A Time for Drunken Horses

A Time for Drunken Horses

Bleak portrait of the life of ethnic Kurds living on the border between Iran and Iraq, focusing on a cluster of newly-orphaned children who try to survive a harsh, snowy winter on their own.

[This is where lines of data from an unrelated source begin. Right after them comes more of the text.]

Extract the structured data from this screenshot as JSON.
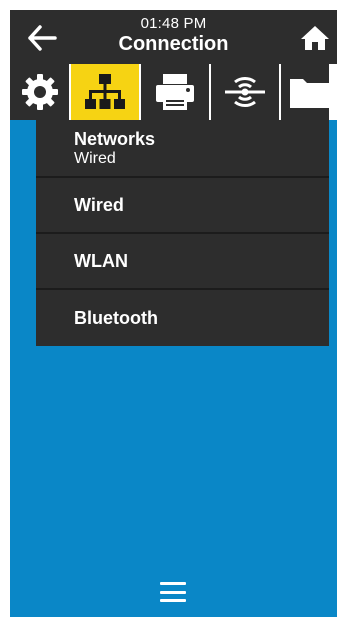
{
  "header": {
    "time": "01:48 PM",
    "title": "Connection",
    "back_icon": "arrow-left-icon",
    "home_icon": "home-icon"
  },
  "tabs": [
    {
      "icon": "settings-gear-icon",
      "active": false
    },
    {
      "icon": "network-icon",
      "active": true
    },
    {
      "icon": "printer-icon",
      "active": false
    },
    {
      "icon": "sensor-icon",
      "active": false
    },
    {
      "icon": "folder-icon",
      "active": false
    }
  ],
  "menu": {
    "items": [
      {
        "label": "Networks",
        "sublabel": "Wired"
      },
      {
        "label": "Wired"
      },
      {
        "label": "WLAN"
      },
      {
        "label": "Bluetooth"
      }
    ]
  },
  "footer": {
    "menu_icon": "hamburger-menu-icon"
  },
  "colors": {
    "background": "#0a87c7",
    "bar": "#2d2d2d",
    "active_tab": "#f6d313",
    "text": "#ffffff"
  }
}
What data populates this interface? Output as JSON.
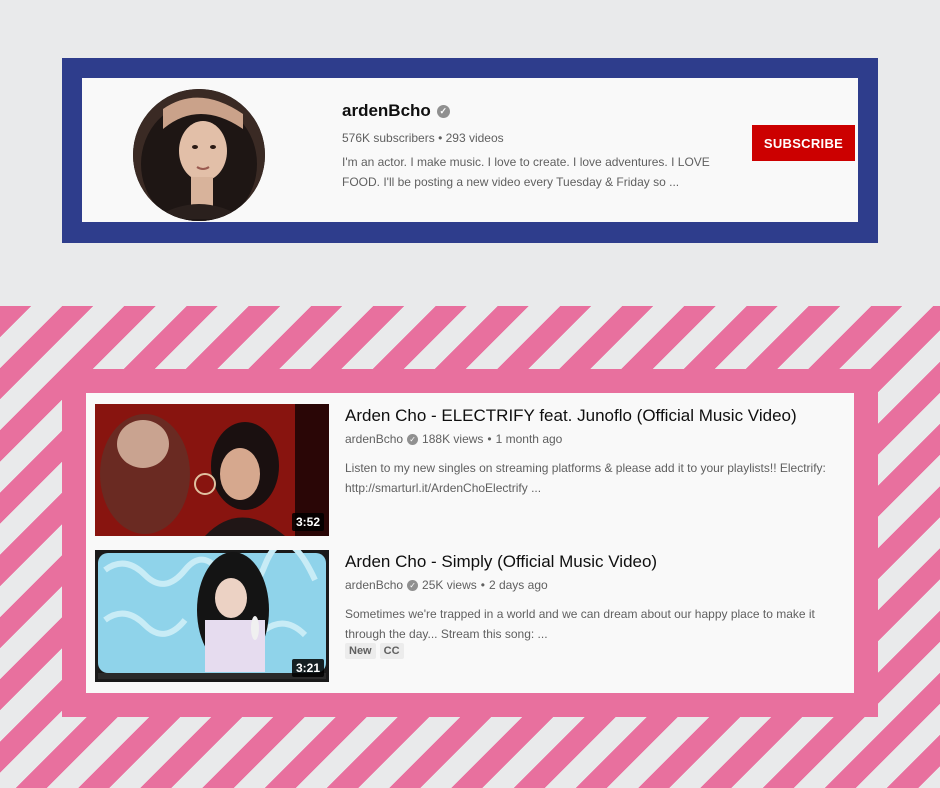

Their only potential for income comes from smuggling goods across the border, and the risk of being shot in an ambush is high.

As an added strain, one of the siblings, Madi, is suffering from a debilitating disease that has stunted both his physical and mental growth at infancy (though he is reportedly 15 years old - the oldest in the family). Despite Madi's constant demands, and the doctors' repeated warnings that he has mere months to live, his brothers and sisters are willing to sacrifice everything to keep him alive, without complaint.

Though Ghobadi forces his characters to endure relentlessly harsh conditions, endure they do, and what the viewer is left with is not only a troubling look at an enormously disadvantaged culture (which was first-time director Ghobadi's stated goal of the film) but an oddly reassuring testament to the strength of family ties and unconditional love.

The title, by the way, refers to the Kurds' habit of giving their mules alcohol to keep them warm during the long winter hikes across the unforgiving snows of the mountains.